Frost already has coated the car roofs and lawns outside the city, and Emily Dickinson's poetic "blonde assassin" has clipped the late-surviving flowers, but as we all know Philadelphia's official measuring station tends to be a warmer place.
The official temperature finally got to the freezing mark late last night at the airport, and this morning it made its first visit to the 20s since March 24, hitting 29 before daybreak.
Having a first official freeze in Philadelphia on Nov. 12 is on the late side given the period of record, dating to 1874, but very much in keeping with recent trends.
During the last decade, the first freeze has occurred around Nov. 13, on average.
The long-term average for the 140 years of records would be about Nov. 8, but the freeze dates have exhibited significant decadal varability.
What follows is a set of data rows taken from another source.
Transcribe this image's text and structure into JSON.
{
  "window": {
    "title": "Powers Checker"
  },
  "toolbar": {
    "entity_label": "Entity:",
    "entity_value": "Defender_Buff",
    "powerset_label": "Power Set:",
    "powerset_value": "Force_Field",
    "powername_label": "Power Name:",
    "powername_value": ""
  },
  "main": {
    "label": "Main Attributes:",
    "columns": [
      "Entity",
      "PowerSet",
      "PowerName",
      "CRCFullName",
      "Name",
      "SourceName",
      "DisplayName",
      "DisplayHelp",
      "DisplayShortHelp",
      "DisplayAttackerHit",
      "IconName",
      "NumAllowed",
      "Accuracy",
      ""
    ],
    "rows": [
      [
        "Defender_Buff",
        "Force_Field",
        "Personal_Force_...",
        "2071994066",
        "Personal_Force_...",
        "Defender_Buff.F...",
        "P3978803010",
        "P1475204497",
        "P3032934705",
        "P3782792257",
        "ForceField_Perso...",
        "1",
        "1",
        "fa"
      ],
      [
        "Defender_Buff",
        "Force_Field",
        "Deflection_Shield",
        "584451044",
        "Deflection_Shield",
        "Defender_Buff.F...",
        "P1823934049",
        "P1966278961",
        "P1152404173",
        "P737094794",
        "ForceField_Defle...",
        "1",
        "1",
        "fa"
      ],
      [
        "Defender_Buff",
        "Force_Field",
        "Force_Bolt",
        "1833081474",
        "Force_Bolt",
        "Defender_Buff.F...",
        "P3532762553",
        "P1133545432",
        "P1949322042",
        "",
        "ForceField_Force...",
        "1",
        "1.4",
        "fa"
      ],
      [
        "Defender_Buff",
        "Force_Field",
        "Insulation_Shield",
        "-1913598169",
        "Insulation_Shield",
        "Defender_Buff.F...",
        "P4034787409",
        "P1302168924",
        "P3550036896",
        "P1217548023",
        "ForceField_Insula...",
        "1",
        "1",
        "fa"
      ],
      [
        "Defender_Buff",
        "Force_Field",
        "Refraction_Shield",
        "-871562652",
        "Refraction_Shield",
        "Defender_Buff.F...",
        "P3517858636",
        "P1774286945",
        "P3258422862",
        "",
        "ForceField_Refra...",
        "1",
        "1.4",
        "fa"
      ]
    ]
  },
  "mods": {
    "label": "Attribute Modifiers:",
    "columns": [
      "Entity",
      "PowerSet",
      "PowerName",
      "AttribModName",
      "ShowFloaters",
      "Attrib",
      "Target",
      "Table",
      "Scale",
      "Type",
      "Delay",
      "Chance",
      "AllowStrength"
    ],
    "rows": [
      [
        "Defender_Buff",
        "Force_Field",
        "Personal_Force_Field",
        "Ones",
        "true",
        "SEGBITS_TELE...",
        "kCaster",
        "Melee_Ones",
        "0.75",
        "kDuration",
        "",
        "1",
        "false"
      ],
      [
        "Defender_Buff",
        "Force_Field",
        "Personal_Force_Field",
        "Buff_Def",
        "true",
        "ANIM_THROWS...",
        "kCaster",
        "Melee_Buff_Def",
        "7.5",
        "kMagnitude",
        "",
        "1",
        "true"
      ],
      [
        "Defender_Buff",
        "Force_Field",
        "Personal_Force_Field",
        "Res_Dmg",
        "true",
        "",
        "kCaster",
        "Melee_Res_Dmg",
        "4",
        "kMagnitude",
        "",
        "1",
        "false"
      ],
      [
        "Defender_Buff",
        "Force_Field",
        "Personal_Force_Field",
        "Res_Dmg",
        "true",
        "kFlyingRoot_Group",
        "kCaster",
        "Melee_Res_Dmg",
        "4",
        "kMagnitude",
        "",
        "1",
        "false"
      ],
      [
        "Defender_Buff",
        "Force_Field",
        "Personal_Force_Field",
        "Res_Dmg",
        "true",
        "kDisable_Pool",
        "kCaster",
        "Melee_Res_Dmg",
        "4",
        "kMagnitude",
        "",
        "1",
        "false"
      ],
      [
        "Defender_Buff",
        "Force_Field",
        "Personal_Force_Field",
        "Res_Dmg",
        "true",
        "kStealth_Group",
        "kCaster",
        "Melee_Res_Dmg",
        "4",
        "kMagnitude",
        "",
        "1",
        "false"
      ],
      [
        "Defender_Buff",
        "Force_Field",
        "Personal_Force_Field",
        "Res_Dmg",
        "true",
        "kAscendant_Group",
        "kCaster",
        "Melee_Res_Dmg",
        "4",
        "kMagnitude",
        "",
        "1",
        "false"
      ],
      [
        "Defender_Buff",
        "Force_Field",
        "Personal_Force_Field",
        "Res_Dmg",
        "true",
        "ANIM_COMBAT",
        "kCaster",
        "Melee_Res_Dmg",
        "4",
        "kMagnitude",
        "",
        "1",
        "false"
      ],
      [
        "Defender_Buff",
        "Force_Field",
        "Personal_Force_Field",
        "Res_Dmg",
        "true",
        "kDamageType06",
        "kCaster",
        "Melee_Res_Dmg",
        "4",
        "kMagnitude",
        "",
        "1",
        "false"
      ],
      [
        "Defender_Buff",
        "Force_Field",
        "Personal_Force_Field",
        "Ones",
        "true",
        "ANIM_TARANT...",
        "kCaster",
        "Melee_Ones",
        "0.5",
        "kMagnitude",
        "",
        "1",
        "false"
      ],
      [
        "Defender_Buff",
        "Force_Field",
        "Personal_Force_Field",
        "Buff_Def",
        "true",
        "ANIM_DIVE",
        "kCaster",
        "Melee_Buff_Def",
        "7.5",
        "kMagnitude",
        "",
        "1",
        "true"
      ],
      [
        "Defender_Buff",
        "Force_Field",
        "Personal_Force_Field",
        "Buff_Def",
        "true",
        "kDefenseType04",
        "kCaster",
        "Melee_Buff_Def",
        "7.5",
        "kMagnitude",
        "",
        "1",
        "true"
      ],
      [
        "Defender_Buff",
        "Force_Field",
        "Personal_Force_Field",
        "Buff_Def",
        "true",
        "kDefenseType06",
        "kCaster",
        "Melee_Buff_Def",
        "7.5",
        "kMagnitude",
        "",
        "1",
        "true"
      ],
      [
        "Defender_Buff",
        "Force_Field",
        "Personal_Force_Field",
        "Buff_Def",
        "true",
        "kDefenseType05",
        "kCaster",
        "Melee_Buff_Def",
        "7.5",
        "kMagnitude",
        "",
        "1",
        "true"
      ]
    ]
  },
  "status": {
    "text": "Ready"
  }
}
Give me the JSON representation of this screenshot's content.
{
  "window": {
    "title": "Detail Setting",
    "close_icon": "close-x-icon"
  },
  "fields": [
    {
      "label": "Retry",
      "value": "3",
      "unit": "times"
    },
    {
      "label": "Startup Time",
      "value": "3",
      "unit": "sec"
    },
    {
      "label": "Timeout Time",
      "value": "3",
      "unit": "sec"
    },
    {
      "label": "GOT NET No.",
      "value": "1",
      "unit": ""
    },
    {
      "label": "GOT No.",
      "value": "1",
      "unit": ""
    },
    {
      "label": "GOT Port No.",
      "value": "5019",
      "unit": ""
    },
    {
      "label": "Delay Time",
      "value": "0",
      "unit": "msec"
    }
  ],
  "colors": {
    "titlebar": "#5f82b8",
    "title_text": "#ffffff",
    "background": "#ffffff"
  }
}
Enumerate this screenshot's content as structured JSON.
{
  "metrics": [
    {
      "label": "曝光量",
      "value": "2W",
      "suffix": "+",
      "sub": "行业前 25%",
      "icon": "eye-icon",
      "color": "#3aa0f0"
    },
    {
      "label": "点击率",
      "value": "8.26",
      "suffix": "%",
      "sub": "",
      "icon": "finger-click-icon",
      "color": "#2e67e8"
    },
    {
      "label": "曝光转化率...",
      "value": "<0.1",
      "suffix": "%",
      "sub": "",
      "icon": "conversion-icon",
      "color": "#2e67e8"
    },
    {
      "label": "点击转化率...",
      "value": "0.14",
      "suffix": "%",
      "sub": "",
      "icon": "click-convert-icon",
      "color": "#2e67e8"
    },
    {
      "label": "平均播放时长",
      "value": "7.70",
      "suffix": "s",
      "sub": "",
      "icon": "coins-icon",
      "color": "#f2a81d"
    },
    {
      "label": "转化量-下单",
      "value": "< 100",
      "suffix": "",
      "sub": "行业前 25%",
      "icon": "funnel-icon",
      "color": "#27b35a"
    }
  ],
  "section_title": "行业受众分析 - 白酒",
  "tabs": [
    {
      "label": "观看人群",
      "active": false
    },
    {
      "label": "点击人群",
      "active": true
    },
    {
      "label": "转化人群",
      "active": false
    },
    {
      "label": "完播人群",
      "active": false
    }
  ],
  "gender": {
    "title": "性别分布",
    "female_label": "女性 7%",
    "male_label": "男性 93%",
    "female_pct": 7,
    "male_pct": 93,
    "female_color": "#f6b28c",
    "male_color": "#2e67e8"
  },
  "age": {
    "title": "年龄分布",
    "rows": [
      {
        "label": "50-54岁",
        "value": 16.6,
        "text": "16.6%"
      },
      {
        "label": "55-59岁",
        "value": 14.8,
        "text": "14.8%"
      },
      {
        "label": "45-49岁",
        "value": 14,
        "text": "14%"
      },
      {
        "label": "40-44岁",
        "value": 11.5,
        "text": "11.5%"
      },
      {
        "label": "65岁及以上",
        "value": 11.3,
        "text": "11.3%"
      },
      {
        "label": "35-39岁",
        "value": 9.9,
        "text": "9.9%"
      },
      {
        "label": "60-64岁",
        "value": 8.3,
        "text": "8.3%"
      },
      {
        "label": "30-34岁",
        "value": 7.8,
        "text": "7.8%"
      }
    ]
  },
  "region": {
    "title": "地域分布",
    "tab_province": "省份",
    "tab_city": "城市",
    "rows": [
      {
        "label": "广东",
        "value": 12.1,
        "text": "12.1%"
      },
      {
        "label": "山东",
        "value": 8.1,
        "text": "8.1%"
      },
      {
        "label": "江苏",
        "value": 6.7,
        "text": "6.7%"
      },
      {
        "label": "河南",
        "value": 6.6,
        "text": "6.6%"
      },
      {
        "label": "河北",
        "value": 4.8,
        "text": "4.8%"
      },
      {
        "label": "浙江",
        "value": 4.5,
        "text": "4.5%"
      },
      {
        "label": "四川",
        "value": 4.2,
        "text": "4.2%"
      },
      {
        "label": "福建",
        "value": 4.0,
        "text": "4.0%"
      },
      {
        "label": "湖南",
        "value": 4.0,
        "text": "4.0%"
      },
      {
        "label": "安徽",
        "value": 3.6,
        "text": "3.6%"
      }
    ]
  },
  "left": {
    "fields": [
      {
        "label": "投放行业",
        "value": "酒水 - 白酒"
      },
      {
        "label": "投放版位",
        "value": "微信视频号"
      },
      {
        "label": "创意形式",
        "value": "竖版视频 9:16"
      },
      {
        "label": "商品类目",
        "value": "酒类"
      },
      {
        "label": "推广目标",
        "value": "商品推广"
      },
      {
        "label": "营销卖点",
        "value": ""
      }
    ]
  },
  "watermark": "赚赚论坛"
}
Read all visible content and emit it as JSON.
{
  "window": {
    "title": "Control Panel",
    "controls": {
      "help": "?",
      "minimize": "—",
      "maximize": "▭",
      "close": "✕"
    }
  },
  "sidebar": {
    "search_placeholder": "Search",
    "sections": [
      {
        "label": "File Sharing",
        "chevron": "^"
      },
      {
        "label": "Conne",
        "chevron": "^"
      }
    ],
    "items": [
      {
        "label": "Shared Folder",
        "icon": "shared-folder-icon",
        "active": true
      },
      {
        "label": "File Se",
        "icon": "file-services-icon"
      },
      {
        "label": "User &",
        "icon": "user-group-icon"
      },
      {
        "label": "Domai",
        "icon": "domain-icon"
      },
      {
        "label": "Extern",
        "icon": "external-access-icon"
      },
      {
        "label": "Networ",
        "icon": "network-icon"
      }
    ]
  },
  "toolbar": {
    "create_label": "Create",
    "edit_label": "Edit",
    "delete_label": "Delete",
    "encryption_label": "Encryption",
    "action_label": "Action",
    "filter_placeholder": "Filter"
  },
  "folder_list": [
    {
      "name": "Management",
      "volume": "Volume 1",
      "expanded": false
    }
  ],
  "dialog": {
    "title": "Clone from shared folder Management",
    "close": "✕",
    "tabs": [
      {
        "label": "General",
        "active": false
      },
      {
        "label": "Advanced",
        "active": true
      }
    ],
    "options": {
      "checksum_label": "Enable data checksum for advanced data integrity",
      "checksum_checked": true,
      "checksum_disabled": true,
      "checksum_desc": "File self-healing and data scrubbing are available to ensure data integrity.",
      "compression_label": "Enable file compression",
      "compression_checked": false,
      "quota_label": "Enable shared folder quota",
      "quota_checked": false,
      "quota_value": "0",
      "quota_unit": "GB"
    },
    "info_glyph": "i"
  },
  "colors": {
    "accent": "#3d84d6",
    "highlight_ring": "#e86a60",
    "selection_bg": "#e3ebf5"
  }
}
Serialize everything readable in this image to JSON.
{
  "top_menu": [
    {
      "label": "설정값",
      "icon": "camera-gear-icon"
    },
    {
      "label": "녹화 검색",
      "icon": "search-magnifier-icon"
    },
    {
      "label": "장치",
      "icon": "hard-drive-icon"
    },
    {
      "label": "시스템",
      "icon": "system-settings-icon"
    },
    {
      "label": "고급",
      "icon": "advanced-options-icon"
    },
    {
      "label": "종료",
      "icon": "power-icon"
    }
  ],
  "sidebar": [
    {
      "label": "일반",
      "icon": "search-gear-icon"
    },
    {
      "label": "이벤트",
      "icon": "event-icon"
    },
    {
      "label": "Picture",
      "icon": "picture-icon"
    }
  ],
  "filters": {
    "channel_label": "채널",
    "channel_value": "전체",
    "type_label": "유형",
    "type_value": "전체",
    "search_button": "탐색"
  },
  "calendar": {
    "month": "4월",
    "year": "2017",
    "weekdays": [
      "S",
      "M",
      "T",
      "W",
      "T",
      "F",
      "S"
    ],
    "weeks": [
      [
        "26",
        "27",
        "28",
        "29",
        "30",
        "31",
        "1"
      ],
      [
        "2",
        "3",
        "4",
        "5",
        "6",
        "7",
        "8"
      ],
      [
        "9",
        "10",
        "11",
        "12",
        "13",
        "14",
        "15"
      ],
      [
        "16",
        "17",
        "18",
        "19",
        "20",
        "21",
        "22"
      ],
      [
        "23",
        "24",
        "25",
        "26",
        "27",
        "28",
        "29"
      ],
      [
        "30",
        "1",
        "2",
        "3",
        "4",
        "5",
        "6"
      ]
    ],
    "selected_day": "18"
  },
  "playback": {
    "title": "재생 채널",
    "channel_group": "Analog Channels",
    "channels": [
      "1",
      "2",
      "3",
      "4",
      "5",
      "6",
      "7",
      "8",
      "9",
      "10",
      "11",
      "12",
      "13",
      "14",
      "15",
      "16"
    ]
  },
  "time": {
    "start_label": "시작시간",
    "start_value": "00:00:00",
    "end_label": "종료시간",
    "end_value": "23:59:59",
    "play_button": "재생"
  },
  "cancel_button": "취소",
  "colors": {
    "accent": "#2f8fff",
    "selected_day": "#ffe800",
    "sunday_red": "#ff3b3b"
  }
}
In the 1960s, the average date was Oct. 22, the freezing reading of Oct. 5, 1961, holds the record for the earliest.
By contrast; in the 1930s, the average date was Nov. 20.
We don't know what this all means the coming winter, but the most-recent outlooks are favoring a cooler-than-normal November.